The problem was that after 1991, when the likelihood of global nuclear war drastically diminished, American policymakers were still adhering to the old, obsolete, plausible deniability Rule-Set which required underreacting or not reacting to terrorist outrages.
"That leads to the rule set shift that says war is no longer something you plan for in isolation. In the Cold War, the old rule said that if we went to war, it would be total, so planning for war was -- in many ways -- fairly simple, because you would not need to account for any simultaneous peace. War planning, therefore, was conducted with almost no reference to the larger world outside -- or what I call planning for "war within the context of war." The misalignment that emerged in the 1990s was caused by globalization itself, which generated levels of worldwide economic connectivity that soon dwarfed the sorts of wars that still occur. In other words, the global economy no longer comes to a standstill for wars, so planning for wars now has to take into consideration the rest of the peace -- or what I call planning for "war within the context of everything else." Truth be told, the Pentagon is chocked full of people with great expertise at planning wars within the context of war, but almost none with any expertise at planning wars within the context of everything else."
Warfare in the context of everything else is hard for Americans because it means limited war. We invented Total War on the battlefields of Georgia and Virginia when Ulysses S. Grant and William Tecumseh Sherman bled the South white. Our preponderant might in industrial mass production and the planning genius of George Catlett Marshall that gave us the logistical art to wage Total War on a planetary scale. We are slow to mobilize but are terrible in our wrath and find it difficult, politically speaking, to wage war as anything short of a crusade.
That kind of war is not needed today, nor do our elite today have the stomach for the human costs accepted by Lincoln, Wilson, FDR and Truman but it is extremely foolish to believe that no war will ever be needed. We must become accustomed to setting concrete objectives short of unconditional surrender and learn to act before we find ourselves in so perilous a situation that only unconditional surrender will do.

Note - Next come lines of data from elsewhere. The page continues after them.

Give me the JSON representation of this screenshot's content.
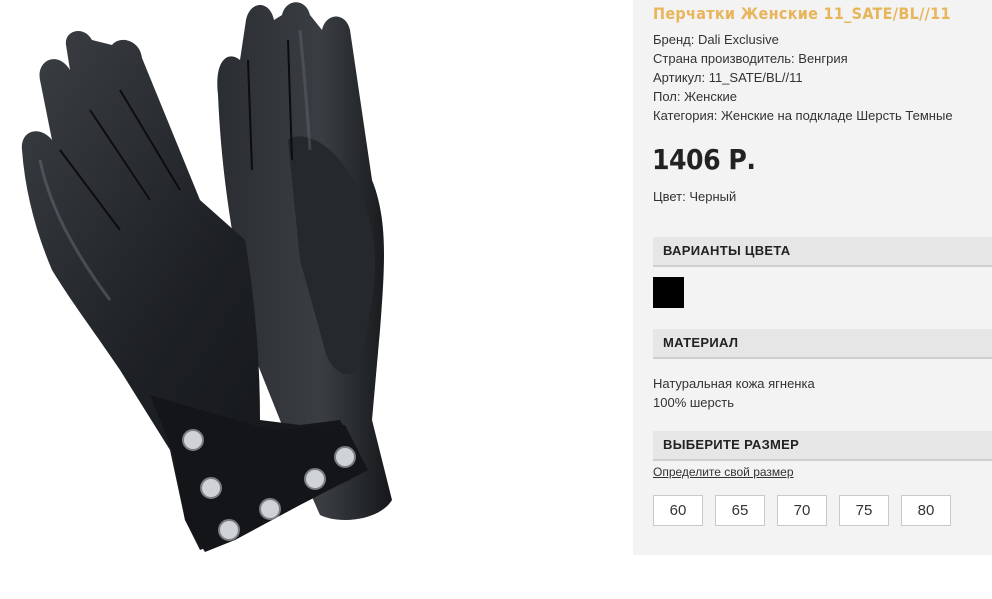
{
  "product": {
    "title": "Перчатки Женские 11_SATE/BL//11",
    "specs": {
      "brand": "Бренд: Dali Exclusive",
      "country": "Страна производитель: Венгрия",
      "article": "Артикул: 11_SATE/BL//11",
      "gender": "Пол: Женские",
      "category": "Категория: Женские на подкладе Шерсть Темные"
    },
    "price": "1406 Р.",
    "color": "Цвет: Черный",
    "image_alt": "black-leather-gloves-with-studded-cuff"
  },
  "color_variants": {
    "header": "ВАРИАНТЫ ЦВЕТА",
    "swatches": [
      {
        "name": "black",
        "color": "#000000"
      }
    ]
  },
  "material": {
    "header": "МАТЕРИАЛ",
    "line1": "Натуральная кожа ягненка",
    "line2": "100% шерсть"
  },
  "size": {
    "header": "ВЫБЕРИТЕ РАЗМЕР",
    "help_link": "Определите свой размер",
    "options": [
      "60",
      "65",
      "70",
      "75",
      "80"
    ]
  },
  "colors": {
    "title_accent": "#e8b55a",
    "panel_bg": "#f3f3f3",
    "section_bg": "#e6e6e6"
  }
}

"The third rule-set change involves how we define the threat. The old rule set said the Pentagon should focus on the biggest threat to U.S. security emanating from the strategic environment. For most of Defense Department's existence, that threat was the Soviet Union. When the Soviets disappeared, the Pentagon spent the nineties searching for a peer, eventually settling on China as the next best thing -- a "near-peer." But that need for a nation-state as the biggest threat blinded the U.S. to the growing danger of transnational terrorism. After 9/11, the new rule set says the Pentagon should focus on the strategic environment that generates threats, not on any one specific threat."

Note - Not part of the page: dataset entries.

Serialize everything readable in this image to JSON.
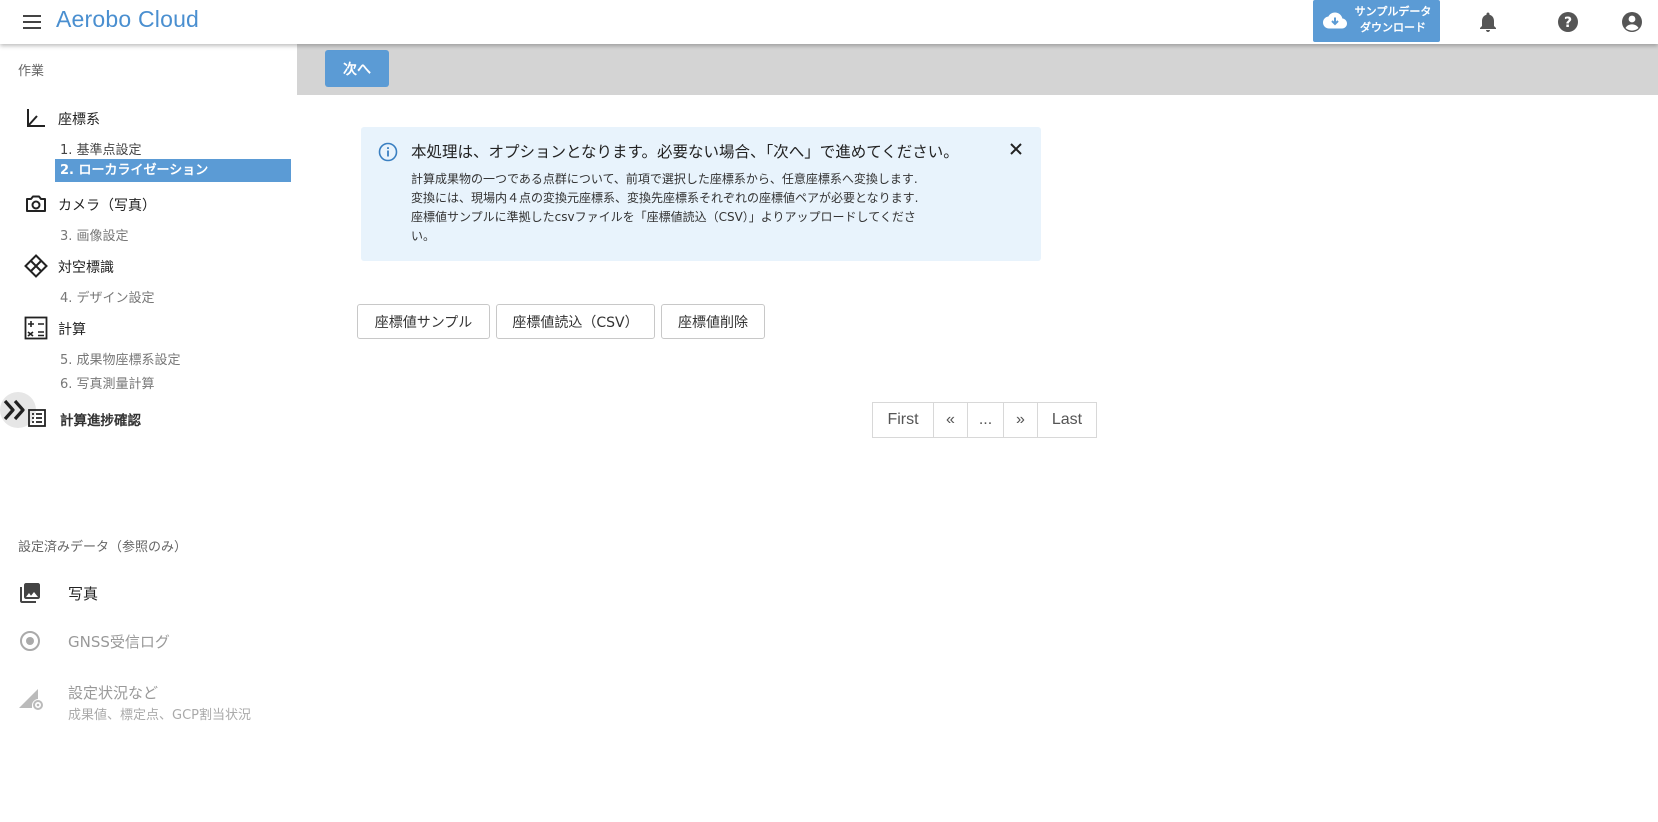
{
  "header": {
    "title": "Aerobo Cloud",
    "download_line1": "サンプルデータ",
    "download_line2": "ダウンロード",
    "icons": [
      "menu-icon",
      "cloud-download-icon",
      "bell-icon",
      "help-icon",
      "account-icon"
    ]
  },
  "sidebar": {
    "work_label": "作業",
    "groups": [
      {
        "label": "座標系",
        "icon": "axes-icon",
        "items": [
          {
            "label": "1. 基準点設定"
          },
          {
            "label": "2. ローカライゼーション"
          }
        ]
      },
      {
        "label": "カメラ（写真）",
        "icon": "camera-icon",
        "items": [
          {
            "label": "3. 画像設定"
          }
        ]
      },
      {
        "label": "対空標識",
        "icon": "target-marker-icon",
        "items": [
          {
            "label": "4. デザイン設定"
          }
        ]
      },
      {
        "label": "計算",
        "icon": "calculator-icon",
        "items": [
          {
            "label": "5. 成果物座標系設定"
          },
          {
            "label": "6. 写真測量計算"
          }
        ]
      }
    ],
    "progress_label": "計算進捗確認",
    "data_section_label": "設定済みデータ（参照のみ）",
    "data_items": [
      {
        "label": "写真",
        "icon": "photo-library-icon"
      },
      {
        "label": "GNSS受信ログ",
        "icon": "radio-target-icon"
      },
      {
        "label": "設定状況など",
        "sub": "成果値、標定点、GCP割当状況",
        "icon": "signal-settings-icon"
      }
    ]
  },
  "main": {
    "next_label": "次へ",
    "info": {
      "title": "本処理は、オプションとなります。必要ない場合、「次へ」で進めてください。",
      "lines": [
        "計算成果物の一つである点群について、前項で選択した座標系から、任意座標系へ変換します.",
        "変換には、現場内４点の変換元座標系、変換先座標系それぞれの座標値ペアが必要となります.",
        "座標値サンプルに準拠したcsvファイルを「座標値読込（CSV）」よりアップロードしてくださ",
        "い。"
      ]
    },
    "buttons": {
      "sample": "座標値サンプル",
      "load_csv": "座標値読込（CSV）",
      "delete": "座標値削除"
    },
    "pagination": {
      "first": "First",
      "prev": "«",
      "ellipsis": "...",
      "next": "»",
      "last": "Last"
    }
  },
  "colors": {
    "accent": "#5b9bd5",
    "title": "#4a8fd0",
    "info_bg": "#e8f3fc",
    "step_bar": "#d4d4d4"
  }
}
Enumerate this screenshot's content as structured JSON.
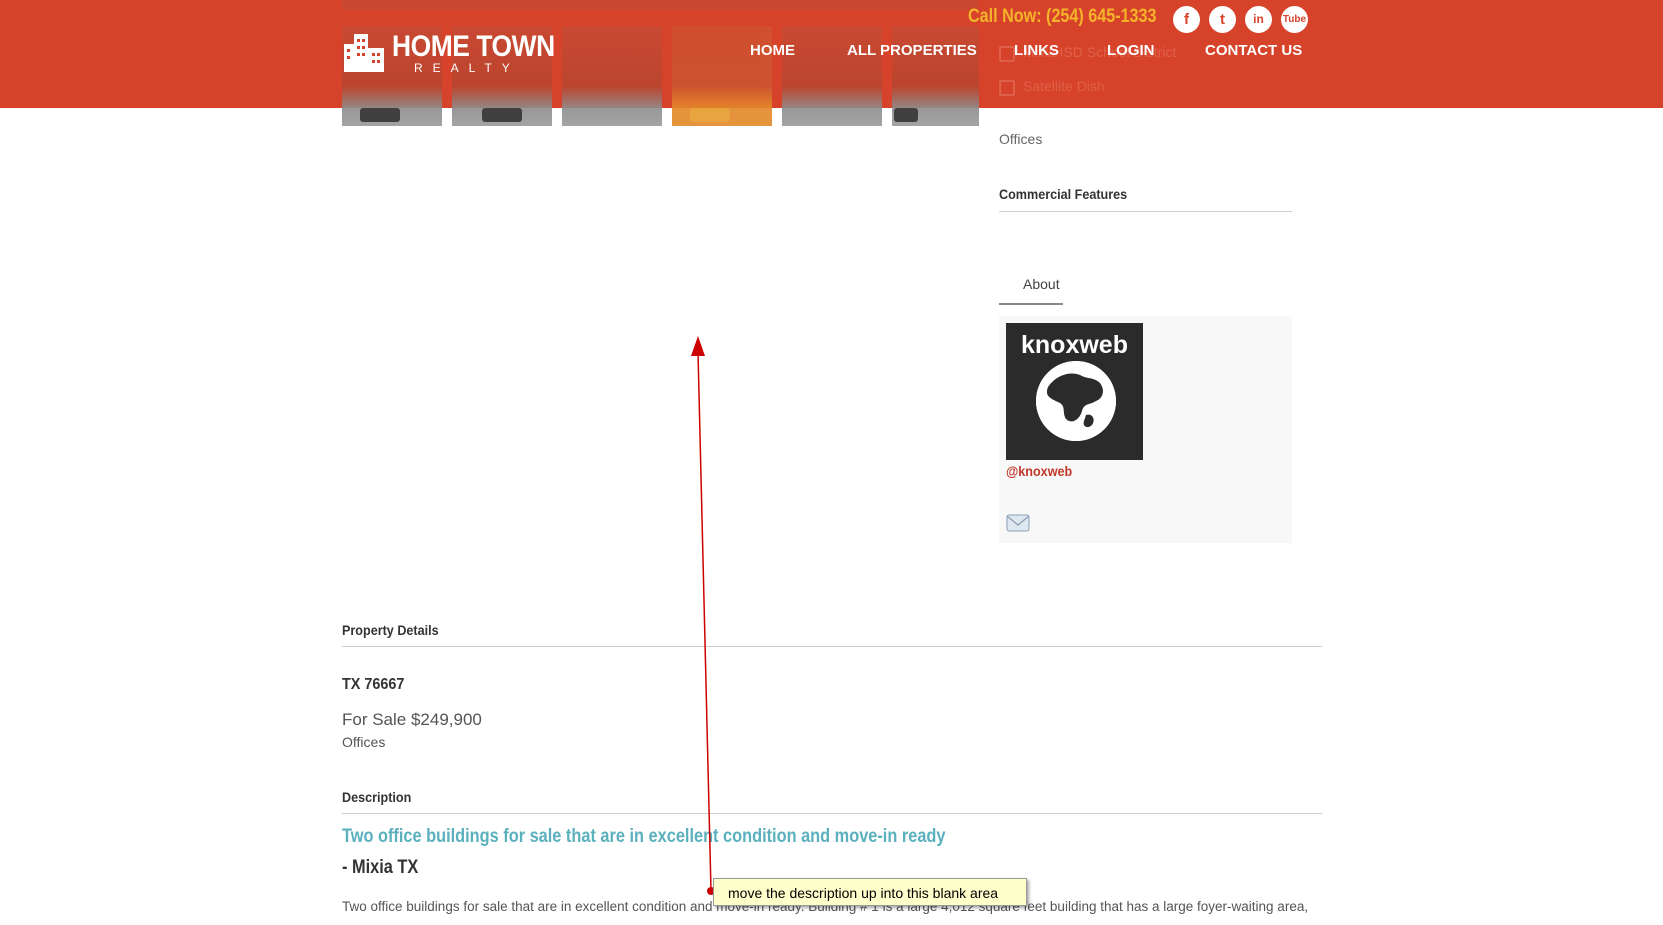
{
  "header": {
    "brand": {
      "title": "HOME TOWN",
      "subtitle": "REALTY"
    },
    "call_now": "Call Now: (254) 645-1333",
    "social": [
      {
        "name": "facebook",
        "glyph": "f"
      },
      {
        "name": "twitter",
        "glyph": "t"
      },
      {
        "name": "linkedin",
        "glyph": "in"
      },
      {
        "name": "youtube",
        "glyph": "Tube"
      }
    ],
    "nav": [
      "HOME",
      "ALL PROPERTIES",
      "LINKS",
      "LOGIN",
      "CONTACT US"
    ],
    "accent_color": "#d6432a"
  },
  "sidebar": {
    "features_faded": [
      "Mixia ISD School District",
      "Satellite Dish"
    ],
    "property_type": "Offices",
    "commercial_heading": "Commercial Features",
    "about_tab": "About",
    "profile": {
      "brand": "knoxweb",
      "handle": "@knoxweb"
    }
  },
  "main": {
    "details_title": "Property Details",
    "zip": "TX 76667",
    "price": "For Sale $249,900",
    "type": "Offices",
    "description_title": "Description",
    "headline": "Two office buildings for sale that are in excellent condition and move-in ready",
    "location": "- Mixia TX",
    "description_text": "Two office buildings for sale that are in excellent condition and move-in ready. Building # 1 is a large 4,012 square feet building that has a large foyer-waiting area,"
  },
  "annotation": {
    "note": "move the description up into this blank area",
    "arrow_color": "#cc0000"
  }
}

Since I agree with Dr. Barnett's argument that the Pentagon must be able to respond to a multiplicity of threats - rogue states, transnational networks, natural disatersm failed states- I will add one aspect. The fluidity of the Core-Gap dichotomy with Gap states not being able to exercise real sovereignty or control non-state actors does put an emphasis on preemptive and preventative wars - a point the Bush administration was correct to adopt but communicated exceedingly poorly. This kind of Ruke-Set cannot be articulated in such a way that Core and New Core states reasonably believe that such scary doctrines are or could be directed at law-abiding states like them. We need a Dual Standard Rule-Set
in International Law and not the double-standard that exists today in the pretense that Gap states are actually sovereigns of their territories the way that Japan or France are sovereigns.
End Part I.